JIU adheres to standards/guidelines that it has issued for planning, designing and conducting inspections, evaluations and investigations; and applies the UNEG norms and standards when conducting evaluations.

In addition, each JIU evaluation undergoes a peer review process for quality assurance purposes.  The peer review is held as a “collective wisdom” meeting (peer review of Inspectors) of the JIU with the participation of the Executive Secretary after the completion of the first draft report.  The relevant comments from the collective wisdom are incorporated into the report prior to sending it out for comments to participating organizations and other stakeholders.  A second collective wisdom process takes place once the evaluation report has been finalized by the JIU team aimed at obtaining full agreement by the Unit on the final report/note prior to its submission for official editing. 

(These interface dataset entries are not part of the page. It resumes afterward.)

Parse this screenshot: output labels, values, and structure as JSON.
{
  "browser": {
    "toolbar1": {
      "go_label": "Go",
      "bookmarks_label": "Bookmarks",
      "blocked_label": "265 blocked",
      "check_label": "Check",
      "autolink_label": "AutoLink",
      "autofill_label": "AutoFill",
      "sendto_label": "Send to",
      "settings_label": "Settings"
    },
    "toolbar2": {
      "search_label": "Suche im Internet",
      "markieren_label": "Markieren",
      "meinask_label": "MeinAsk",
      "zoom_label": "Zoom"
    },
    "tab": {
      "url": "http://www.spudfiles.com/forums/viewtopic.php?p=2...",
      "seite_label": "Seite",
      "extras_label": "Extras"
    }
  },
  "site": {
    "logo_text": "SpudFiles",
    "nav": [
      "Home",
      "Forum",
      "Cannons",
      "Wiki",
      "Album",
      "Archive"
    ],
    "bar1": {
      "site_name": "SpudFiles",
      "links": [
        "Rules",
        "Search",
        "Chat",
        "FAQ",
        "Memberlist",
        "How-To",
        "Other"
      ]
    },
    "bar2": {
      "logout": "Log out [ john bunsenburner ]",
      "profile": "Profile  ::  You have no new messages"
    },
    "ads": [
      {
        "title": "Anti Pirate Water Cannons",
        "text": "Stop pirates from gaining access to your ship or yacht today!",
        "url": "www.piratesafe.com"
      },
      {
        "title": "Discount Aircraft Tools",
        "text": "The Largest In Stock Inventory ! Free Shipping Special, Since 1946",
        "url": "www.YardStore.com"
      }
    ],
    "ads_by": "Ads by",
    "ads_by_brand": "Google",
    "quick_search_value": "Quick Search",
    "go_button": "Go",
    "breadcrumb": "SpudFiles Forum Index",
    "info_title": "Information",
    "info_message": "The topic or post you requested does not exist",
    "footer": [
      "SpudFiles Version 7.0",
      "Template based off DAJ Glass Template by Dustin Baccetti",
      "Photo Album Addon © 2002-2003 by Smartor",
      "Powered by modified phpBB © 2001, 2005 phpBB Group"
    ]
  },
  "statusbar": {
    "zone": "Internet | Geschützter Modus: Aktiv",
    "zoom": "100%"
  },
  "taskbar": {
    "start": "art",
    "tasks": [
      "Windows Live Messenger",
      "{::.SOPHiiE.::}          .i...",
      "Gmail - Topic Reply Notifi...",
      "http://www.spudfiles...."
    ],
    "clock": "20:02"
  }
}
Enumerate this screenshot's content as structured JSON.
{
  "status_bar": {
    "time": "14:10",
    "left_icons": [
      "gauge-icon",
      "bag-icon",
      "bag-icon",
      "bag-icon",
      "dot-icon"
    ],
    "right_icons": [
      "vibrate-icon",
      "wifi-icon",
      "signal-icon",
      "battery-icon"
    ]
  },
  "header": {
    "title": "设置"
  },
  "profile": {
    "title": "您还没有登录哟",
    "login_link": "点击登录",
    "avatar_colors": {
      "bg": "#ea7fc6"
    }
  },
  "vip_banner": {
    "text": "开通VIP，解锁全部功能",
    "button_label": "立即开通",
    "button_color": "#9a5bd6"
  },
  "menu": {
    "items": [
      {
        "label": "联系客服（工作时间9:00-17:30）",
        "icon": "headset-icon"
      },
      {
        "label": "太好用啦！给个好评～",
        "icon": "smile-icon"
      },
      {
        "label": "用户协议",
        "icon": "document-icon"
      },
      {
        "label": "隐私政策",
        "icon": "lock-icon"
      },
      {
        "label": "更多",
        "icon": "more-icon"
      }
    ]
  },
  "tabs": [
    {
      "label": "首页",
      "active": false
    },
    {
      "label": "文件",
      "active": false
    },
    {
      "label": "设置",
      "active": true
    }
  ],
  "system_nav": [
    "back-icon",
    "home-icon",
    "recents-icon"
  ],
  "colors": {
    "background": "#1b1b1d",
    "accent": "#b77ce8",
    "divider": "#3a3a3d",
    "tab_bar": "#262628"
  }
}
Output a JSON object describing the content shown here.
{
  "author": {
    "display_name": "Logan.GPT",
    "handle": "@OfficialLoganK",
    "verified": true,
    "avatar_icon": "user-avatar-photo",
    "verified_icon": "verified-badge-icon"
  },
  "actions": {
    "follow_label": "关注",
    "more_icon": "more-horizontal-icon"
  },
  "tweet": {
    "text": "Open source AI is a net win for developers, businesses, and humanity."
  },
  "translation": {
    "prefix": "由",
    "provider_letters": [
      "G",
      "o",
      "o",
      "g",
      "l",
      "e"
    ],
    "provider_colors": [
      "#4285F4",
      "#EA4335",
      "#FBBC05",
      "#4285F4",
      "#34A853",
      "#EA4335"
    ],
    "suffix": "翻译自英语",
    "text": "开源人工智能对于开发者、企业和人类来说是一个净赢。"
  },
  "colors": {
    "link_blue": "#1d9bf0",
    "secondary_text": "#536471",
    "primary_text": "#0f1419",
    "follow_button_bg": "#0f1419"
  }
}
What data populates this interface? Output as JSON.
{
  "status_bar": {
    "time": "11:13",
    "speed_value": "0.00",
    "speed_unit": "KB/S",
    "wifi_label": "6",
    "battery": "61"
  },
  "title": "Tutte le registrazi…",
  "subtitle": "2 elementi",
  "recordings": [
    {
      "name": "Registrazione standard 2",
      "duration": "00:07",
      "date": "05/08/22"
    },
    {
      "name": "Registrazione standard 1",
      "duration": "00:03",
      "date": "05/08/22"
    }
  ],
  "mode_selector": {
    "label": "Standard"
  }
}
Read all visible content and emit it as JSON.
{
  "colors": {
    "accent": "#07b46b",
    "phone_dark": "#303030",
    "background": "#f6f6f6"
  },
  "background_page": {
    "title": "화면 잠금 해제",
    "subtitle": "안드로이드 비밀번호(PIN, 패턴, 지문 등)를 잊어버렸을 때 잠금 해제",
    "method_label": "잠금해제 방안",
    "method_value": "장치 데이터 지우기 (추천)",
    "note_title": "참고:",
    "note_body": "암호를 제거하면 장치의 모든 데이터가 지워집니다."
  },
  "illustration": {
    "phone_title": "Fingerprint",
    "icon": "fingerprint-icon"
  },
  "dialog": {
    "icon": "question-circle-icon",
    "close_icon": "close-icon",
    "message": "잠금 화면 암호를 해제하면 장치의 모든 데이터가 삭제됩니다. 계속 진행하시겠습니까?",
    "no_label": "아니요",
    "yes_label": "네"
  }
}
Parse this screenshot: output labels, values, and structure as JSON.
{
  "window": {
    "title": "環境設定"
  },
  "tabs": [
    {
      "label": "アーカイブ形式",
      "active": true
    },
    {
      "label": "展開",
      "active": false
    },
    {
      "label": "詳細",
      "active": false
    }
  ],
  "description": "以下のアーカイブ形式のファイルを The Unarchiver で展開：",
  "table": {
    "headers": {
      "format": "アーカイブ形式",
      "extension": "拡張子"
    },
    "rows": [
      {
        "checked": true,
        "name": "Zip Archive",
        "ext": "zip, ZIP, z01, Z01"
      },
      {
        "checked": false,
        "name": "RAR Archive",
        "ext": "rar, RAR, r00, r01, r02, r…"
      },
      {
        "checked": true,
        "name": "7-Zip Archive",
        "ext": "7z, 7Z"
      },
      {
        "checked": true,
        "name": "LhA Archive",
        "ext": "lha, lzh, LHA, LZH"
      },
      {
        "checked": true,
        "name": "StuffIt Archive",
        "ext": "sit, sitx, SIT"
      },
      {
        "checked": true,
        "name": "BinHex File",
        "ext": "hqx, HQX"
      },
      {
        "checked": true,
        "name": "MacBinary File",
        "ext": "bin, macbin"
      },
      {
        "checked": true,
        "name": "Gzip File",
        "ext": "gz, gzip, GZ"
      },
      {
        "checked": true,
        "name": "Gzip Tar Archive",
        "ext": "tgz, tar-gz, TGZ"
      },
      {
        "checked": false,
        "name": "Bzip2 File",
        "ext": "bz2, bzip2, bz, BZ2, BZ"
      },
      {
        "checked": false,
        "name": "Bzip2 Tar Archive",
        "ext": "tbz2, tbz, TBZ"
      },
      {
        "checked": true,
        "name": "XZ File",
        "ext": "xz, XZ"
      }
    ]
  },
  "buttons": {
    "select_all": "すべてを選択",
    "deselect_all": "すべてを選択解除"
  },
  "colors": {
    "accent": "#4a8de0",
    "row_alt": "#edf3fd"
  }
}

Use of Evaluation

JIU issues reports, notes and confidential letters. While reports are submitted to both legislative bodies and executive heads, notes and confidential letters are only submitted to the executive heads of the relevant organizations.

The Advisory Committee on Administrative and Budgetary Questions (ACABQ) receives all JIU reports for information and, if deemed appropriate, may choose to issue comments and observations on any of the reports which fall within its competence.

When a JIU report concerns more than one agency, the respective executive heads will consult and, to the extent possible, co-ordinate their comments. These are submitted to the legislative bodies of the respective organizations no later than six months of receipt of the report for consideration at their following meeting. The executive heads of the organizations concerned inform JIU of decisions taken on the reports addressed to their legislative bodies.

The JIU has established a systematic process for tracking each step taken towards the consideration of evaluations by the appropriate legislative organs and/or executive heads, including measures taken by secretariat officials.  The JIU maintains a database for recording and tracking the follow up of recommendations of JIU evaluations. The JIU established a web-based tracking system (WBTS) in 2012 to facilitate follow-up and use of its recommendations.

In accordance with the JIU Statute, Article 11, executive heads of participating organizations are expected to ensure that JIU recommendations approved by their respective legislative body are implemented as expeditiously as possible. The legislative body may follow the implementation of the recommendations and may request JIU to issue follow-up reports. JIU may decide to prepare such reports on its own initiative.

All JIU reports are available on the Internet (www.unjiu.org see notes, reports and letters section). 


Joint Evaluation

The JIU to date has not undertaken joint evaluations due to its status as an independent oversight body.


System-wide evaluations/reviews

The Unit’s main focus is system-wide.  On averageJIU has been issuing 7 system-wide reports a year, ranging from key management issues (e.g., human resource management, procurement practices, RBM, accountability) to thematic and programmatic issues e.g., UN-Oceans, Mine Action, South-South and Triangular Cooperation, etc.

System-wide reports are conducted on issues which are of common concern to all organizations and for which solutions require concerted action and a collective approach through the CEB machinery, including reports for which individual solutions to common problems must be devised for each organization. 

Fact Sheet

Assessment